A Dark Day in Istanbul : And the Hope for A Brighter Future
It wounds my soul to reach out to you with dark news. And it pains my heart to see the beloved Istanbul suffer. There is a pretty good chance that you have been in Taksim before, it is a place that has been so dear to us throughout history. While it is known as a touristic spot for the ones who do not live in Türkiye, it is still a well-known hub for Turkish people to hang out from time to time, since it has some wonderful art galleries, restaurants and tiny little shops to enjoy. It is a place where the history is wrapped around with some modern details.
Sadly, on November 13th, our hearts shattered with the news of a blast right at the center of our dear Taksim.
We have lost six people, and eighty one people have suffered from several injuries. Time has stopped for us at this moment, and our minds went back to the blasts that have happened in 2015. The world is still suffering from terror, and for one I am angry. Angry at the lack of response, the lack of compassion from around the world towards my citizens.
While we still carry on with our daily tasks, and life goes on, because we have to, families have been shattered because of the blast. Some lost their wife, husband, child, mother, father, brother or friend. How are we expected to go through this, how should we cope I genuinely don’t know.
I must say, even a close call with my friend terrified me. They were supposed to be there that day, but they overslept. And this is the case for so many people. My heart aches for those who had their loved ones there, right at the moment where time stopped for us. While I do not live in Istanbul anymore, a part of my heart is still there, so many of the people I love are there, and I froze the moment I saw the news.
We are in mourning, and some of us may never quite recover from this. Maybe this will be a cliche, but an important one, that we must keep in touch with the ones we love. Because love does not know distances, it does not know time…
Let me make something clear, I have no intentions of concluding this article on a hopeless note. When I think about my homeland, I do not think of pain and darkness, I reminisce on the sunny days.
I reminisce on the laughter I have with my friends, the magnificent historical tours that I went on with my mother. I remember the times in which I danced like there was no tomorrow, I remember the times I met so many wonderful people. I recall the beauty of so many cities that I have visited. I hold my childhood memories in Izmir close to my heart, running around the shore, singing with my friends, dining with my family. I embrace the love I have received in Istanbul, where I have met my second family that consists of so many Rotaractors who have shown me so much support. I smile at the memories of my school trips around Afyonkarahisar, Denizli and Muğla and how much fun we had. I laugh at my lack of skiing skills in Kayseri and Erzurum, while my friends were quite good at that. I miss the food I ate in Adana and Mersin, and the drinks I had in Antalya. I carry my fascination of the wonders I have seen in Çanakkale and Cappadocia (Nevşehir). I hold on to the hope I regain each time I visit the Anıtkabir in Ankara, which is home to Atatürk’s mausoleum, that no matter what happens, our Türkiye can be a beacon of light to the world again.

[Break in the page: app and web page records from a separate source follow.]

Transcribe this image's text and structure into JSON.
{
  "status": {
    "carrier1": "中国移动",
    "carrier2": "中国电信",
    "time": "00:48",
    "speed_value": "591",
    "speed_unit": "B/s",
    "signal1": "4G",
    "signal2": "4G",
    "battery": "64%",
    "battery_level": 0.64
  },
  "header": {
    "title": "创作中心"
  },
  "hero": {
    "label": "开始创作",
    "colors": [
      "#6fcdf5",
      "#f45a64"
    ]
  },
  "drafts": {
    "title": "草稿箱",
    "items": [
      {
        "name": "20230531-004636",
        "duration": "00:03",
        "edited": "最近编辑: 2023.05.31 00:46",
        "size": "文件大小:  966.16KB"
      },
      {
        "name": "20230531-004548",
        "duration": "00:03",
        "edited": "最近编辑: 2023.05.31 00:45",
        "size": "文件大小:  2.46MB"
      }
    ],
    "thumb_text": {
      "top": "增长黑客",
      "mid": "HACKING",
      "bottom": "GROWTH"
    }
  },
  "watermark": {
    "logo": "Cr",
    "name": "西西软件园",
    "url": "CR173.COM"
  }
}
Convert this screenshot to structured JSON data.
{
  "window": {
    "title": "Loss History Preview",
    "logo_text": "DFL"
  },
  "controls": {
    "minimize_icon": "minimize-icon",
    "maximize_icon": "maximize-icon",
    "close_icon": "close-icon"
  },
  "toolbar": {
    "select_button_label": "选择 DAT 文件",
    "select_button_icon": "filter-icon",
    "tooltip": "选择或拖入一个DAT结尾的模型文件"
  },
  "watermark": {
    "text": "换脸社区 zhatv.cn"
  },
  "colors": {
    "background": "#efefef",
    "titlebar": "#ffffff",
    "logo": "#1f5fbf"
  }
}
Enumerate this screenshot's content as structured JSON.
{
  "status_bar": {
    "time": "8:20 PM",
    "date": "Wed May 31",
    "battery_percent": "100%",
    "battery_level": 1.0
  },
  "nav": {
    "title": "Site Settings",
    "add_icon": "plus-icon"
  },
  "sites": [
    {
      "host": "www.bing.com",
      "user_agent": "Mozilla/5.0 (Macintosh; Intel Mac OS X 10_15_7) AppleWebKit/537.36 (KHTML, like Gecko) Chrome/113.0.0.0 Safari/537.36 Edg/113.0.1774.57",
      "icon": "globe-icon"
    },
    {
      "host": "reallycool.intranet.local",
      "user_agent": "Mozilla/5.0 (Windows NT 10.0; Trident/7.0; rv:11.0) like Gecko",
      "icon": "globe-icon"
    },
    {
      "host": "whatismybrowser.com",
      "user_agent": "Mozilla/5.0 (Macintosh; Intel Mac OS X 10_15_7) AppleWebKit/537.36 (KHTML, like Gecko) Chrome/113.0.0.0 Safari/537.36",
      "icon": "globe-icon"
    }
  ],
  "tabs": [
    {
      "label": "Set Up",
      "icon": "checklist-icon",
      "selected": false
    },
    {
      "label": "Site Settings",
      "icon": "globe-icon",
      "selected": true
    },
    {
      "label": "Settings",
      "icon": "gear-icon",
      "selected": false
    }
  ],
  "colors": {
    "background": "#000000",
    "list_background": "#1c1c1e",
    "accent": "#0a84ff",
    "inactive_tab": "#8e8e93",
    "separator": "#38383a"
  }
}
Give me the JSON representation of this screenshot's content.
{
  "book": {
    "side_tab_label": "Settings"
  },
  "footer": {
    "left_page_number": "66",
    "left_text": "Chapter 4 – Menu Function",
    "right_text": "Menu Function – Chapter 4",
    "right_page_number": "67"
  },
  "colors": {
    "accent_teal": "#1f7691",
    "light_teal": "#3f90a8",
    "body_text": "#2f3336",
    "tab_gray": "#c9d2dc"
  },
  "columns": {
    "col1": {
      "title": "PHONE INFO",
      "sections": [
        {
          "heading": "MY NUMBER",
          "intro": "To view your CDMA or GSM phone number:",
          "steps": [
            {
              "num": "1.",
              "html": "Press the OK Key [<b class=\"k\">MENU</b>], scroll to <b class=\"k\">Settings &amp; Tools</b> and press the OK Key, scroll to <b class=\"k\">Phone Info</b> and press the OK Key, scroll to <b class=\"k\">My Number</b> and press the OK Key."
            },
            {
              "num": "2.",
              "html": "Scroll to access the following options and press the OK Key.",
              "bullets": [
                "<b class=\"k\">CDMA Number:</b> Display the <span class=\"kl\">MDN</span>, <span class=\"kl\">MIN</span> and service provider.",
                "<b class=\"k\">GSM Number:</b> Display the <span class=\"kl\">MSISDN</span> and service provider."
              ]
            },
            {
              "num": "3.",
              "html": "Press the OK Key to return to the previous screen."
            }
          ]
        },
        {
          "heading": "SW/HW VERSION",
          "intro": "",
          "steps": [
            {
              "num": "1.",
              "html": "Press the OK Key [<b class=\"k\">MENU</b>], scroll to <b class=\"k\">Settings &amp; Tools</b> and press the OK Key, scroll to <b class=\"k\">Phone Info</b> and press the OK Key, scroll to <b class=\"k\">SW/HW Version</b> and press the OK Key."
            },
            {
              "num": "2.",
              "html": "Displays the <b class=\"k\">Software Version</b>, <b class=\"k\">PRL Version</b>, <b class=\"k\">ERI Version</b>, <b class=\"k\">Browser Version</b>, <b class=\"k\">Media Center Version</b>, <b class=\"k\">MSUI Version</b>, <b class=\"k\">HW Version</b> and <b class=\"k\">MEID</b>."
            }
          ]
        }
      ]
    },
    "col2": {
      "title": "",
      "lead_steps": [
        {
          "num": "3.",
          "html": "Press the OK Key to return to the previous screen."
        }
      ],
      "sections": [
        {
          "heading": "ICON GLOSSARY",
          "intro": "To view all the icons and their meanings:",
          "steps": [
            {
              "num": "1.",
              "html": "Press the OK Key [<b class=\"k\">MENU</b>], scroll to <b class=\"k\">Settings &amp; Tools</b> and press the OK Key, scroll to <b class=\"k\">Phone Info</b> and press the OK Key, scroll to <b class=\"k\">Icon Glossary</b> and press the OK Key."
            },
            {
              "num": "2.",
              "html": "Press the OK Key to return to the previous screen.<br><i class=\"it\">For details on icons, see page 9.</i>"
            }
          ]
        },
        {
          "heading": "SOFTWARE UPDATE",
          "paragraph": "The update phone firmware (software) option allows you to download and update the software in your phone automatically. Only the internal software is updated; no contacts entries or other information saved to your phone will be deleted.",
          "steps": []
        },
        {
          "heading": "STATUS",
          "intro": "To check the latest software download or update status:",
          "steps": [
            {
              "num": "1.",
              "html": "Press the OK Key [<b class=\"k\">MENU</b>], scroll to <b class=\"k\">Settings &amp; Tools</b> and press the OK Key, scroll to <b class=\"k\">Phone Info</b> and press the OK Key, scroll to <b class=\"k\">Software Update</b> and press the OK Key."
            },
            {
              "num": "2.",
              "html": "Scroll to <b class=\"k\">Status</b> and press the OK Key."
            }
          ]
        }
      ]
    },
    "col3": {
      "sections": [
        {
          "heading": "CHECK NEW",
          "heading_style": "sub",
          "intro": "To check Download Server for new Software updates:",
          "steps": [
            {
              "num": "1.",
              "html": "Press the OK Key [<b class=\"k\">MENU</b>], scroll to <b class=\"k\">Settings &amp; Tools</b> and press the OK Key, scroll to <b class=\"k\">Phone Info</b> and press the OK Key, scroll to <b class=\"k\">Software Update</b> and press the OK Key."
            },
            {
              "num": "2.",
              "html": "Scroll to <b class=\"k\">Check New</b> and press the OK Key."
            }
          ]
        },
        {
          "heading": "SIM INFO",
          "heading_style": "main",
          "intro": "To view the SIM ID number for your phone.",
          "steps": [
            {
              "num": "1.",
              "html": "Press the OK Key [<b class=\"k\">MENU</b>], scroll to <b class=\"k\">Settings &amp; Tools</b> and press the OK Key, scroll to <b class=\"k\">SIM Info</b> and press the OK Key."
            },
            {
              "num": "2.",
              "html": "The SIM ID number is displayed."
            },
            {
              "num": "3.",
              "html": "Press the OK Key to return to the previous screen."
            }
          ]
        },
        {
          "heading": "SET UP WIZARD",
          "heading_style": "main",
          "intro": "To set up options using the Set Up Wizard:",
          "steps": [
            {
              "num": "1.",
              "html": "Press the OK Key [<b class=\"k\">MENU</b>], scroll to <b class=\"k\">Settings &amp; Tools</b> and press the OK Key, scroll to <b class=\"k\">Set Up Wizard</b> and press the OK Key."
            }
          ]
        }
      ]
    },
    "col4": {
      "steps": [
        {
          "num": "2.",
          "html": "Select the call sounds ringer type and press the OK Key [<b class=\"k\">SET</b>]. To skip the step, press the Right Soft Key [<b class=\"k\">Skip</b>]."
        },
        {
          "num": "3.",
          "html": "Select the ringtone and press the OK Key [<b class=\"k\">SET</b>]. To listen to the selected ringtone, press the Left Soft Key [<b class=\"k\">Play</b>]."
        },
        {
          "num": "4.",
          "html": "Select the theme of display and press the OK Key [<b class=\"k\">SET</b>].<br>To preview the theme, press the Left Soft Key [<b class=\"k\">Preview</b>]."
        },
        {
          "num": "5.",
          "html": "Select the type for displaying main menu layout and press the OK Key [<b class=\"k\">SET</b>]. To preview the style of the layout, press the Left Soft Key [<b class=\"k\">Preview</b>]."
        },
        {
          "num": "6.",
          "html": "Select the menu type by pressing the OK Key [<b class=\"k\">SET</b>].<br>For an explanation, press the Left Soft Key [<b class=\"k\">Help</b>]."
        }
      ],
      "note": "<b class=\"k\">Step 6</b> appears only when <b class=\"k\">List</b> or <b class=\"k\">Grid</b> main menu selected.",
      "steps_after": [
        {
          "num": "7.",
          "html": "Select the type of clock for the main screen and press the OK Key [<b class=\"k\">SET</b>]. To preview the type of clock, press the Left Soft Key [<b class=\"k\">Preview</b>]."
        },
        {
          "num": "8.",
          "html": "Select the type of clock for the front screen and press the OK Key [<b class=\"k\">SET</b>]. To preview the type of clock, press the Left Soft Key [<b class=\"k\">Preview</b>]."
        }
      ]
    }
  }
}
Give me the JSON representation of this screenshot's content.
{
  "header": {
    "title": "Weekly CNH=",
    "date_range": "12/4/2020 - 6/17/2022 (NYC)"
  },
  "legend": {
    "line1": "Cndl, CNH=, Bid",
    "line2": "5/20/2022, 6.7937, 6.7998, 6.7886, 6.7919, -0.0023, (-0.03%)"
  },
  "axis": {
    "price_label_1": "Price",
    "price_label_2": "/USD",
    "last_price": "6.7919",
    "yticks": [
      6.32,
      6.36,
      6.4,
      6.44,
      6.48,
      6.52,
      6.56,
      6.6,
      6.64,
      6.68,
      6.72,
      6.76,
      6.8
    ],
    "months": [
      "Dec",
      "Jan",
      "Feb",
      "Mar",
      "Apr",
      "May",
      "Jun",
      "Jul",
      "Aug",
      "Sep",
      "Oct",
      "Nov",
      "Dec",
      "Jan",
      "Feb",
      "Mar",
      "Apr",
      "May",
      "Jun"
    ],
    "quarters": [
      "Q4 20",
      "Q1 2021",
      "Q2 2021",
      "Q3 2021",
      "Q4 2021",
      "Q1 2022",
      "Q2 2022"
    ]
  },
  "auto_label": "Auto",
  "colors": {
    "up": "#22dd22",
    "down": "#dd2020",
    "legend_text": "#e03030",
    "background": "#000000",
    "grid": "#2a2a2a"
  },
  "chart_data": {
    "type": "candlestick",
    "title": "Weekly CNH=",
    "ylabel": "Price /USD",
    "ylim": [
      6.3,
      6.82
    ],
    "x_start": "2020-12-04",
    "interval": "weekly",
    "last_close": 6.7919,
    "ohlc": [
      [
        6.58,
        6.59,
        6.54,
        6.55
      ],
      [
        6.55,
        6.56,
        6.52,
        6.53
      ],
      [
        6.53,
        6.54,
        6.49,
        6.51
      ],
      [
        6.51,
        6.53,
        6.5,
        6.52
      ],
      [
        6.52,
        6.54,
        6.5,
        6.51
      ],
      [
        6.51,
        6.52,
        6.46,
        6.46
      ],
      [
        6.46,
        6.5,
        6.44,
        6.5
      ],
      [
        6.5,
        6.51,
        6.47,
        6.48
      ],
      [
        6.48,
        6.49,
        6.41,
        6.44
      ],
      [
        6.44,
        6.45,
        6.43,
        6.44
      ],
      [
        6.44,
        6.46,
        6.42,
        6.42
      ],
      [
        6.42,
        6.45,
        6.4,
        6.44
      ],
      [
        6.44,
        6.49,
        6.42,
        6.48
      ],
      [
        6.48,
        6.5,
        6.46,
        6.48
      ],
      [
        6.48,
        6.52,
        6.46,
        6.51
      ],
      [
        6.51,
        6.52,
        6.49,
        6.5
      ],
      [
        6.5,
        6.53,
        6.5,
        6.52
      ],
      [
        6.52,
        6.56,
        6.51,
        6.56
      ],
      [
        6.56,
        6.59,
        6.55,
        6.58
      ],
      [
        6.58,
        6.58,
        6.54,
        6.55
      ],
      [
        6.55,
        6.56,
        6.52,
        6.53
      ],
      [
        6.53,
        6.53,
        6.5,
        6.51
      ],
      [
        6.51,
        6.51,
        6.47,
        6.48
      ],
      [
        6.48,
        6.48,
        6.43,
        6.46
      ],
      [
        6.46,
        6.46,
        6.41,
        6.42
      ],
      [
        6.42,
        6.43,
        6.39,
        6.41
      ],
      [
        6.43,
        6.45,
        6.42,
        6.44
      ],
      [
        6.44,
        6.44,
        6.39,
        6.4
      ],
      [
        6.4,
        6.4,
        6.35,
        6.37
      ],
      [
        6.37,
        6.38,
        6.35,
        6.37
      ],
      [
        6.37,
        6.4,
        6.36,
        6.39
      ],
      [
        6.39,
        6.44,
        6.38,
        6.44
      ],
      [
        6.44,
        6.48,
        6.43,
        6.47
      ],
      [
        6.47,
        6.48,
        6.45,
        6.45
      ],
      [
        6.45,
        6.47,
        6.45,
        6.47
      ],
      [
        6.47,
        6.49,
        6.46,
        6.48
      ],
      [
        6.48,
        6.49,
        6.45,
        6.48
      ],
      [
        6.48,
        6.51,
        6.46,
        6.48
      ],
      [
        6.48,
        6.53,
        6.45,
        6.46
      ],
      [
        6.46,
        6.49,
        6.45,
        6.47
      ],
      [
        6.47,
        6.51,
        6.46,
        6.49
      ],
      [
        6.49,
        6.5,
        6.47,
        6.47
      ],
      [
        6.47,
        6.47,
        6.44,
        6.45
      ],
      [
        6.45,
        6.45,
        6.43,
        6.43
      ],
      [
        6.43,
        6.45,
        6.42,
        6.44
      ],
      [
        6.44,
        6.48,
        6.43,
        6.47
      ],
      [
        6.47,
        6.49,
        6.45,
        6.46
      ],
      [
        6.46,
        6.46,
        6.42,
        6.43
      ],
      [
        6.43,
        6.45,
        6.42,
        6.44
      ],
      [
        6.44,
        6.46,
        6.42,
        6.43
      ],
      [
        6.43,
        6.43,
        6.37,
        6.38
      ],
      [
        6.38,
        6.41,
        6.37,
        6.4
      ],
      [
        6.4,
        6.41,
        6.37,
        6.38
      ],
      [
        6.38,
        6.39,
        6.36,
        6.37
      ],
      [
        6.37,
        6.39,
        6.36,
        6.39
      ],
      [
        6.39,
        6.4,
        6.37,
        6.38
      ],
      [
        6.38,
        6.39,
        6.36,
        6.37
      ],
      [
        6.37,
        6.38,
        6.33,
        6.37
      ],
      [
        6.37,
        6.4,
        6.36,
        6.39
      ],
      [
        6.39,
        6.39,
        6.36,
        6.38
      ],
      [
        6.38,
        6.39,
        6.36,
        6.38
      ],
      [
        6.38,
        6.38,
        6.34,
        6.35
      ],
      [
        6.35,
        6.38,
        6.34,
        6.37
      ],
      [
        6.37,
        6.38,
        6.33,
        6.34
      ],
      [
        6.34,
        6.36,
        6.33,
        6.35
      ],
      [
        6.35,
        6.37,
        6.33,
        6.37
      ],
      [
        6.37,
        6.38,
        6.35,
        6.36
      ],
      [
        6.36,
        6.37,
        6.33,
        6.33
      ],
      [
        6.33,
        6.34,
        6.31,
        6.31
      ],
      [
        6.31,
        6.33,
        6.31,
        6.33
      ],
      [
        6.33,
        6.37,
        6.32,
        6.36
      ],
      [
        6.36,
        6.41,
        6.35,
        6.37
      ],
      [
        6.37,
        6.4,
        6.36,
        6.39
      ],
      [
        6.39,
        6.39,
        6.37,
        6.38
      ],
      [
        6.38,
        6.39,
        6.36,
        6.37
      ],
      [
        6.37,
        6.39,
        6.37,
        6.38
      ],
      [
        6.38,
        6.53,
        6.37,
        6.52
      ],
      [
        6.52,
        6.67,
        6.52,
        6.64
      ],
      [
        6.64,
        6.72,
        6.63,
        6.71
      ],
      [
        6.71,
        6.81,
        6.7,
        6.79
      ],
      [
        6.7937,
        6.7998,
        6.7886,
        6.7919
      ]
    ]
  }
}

I do not give up on the hope that Türkiye will see the happy days again, because that was the oath we made as children. And I hope to show all of you, my friends around the world, that the sun will shine on us again.
Written by Melis Leyal Gürel